**Exercise inputs**

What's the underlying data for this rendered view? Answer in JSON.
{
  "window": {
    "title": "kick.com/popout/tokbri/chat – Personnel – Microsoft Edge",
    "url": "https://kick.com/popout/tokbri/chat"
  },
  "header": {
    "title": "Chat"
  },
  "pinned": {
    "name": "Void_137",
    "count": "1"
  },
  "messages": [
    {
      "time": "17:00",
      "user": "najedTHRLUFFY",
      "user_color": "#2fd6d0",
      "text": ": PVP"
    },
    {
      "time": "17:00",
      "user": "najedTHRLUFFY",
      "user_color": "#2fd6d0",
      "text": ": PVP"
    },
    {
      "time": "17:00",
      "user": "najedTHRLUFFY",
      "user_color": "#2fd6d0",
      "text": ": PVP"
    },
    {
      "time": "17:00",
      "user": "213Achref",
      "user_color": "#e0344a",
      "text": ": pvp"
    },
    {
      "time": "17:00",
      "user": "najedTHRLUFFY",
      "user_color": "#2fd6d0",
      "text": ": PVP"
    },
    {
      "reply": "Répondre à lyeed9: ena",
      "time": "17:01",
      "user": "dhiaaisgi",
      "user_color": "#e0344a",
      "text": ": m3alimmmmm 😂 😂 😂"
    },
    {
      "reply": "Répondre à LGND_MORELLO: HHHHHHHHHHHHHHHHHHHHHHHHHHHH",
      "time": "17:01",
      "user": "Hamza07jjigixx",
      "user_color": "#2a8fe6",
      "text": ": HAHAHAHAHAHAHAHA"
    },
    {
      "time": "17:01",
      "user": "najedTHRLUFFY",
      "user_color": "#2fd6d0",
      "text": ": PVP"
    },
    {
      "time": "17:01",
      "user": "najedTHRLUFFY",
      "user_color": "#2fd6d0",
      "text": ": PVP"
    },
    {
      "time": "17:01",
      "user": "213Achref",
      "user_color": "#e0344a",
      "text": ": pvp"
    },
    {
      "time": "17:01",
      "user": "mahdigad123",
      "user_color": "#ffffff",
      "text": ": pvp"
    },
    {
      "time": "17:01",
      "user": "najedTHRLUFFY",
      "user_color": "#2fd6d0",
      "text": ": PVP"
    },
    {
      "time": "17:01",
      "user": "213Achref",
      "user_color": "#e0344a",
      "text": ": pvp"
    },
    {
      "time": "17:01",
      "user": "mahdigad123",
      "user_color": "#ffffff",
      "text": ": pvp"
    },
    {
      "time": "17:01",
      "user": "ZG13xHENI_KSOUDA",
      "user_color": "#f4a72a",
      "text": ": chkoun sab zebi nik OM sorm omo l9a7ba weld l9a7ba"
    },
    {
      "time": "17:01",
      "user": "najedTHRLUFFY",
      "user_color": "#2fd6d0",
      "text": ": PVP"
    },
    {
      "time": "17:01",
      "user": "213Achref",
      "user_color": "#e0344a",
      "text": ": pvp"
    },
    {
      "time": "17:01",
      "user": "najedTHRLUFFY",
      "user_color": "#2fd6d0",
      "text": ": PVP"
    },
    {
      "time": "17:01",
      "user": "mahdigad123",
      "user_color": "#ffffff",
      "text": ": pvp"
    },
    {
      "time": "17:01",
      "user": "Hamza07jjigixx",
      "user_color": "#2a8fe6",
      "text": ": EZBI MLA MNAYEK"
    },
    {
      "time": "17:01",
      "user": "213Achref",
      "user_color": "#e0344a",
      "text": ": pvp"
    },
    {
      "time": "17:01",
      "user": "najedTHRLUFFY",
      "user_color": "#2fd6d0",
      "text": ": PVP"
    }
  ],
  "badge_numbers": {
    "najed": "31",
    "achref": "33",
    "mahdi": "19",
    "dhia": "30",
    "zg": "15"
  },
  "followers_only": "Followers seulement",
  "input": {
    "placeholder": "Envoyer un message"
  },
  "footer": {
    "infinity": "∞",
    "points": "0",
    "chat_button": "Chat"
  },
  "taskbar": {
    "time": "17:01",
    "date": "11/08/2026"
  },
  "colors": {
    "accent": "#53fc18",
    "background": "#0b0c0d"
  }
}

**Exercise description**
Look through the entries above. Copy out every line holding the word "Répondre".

**Expected answer**
      "reply": "Répondre à lyeed9: ena",
      "reply": "Répondre à LGND_MORELLO: HHHHHHHHHHHHHHHHHHHHHHHHHHHH",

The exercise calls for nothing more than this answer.